* _Exercise goal_: Take each line below that has "JSON" and copy it.

* _Extracted entries_:
◇ ◇ ◇ ◇

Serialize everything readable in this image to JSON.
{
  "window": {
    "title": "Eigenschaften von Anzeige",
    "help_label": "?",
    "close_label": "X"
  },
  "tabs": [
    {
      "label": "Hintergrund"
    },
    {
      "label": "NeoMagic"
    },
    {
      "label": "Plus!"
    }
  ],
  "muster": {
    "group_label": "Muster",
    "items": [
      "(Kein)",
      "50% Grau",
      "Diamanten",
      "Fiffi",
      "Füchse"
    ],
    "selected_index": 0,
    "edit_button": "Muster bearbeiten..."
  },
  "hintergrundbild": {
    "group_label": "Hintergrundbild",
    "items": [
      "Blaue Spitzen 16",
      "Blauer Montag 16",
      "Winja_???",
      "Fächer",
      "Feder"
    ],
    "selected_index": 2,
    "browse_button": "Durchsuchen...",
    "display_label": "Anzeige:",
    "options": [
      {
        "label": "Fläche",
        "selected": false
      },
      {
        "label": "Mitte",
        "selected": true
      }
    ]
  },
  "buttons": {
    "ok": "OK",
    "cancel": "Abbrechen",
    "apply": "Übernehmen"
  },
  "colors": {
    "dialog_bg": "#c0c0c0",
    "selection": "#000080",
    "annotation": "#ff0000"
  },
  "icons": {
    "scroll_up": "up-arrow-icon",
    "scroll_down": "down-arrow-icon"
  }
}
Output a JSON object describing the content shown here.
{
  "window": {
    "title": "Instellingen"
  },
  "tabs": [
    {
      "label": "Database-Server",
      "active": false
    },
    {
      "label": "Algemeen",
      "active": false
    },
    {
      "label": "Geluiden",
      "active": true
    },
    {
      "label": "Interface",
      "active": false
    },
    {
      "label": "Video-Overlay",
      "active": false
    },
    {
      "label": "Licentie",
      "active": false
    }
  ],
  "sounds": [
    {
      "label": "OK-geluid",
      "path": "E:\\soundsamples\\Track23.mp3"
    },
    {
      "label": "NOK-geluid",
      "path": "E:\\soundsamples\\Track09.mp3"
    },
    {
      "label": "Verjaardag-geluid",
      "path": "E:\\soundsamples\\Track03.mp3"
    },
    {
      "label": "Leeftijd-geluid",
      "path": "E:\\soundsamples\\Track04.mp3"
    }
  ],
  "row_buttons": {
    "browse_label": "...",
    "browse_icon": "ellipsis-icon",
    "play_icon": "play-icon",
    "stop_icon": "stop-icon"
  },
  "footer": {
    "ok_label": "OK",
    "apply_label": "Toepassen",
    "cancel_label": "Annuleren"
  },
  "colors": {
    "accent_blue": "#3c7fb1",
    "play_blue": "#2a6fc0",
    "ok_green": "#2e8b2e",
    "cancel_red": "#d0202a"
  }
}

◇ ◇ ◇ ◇

* _Written response_:
Serialize everything readable in this image to JSON.
Output a JSON object describing the content shown here.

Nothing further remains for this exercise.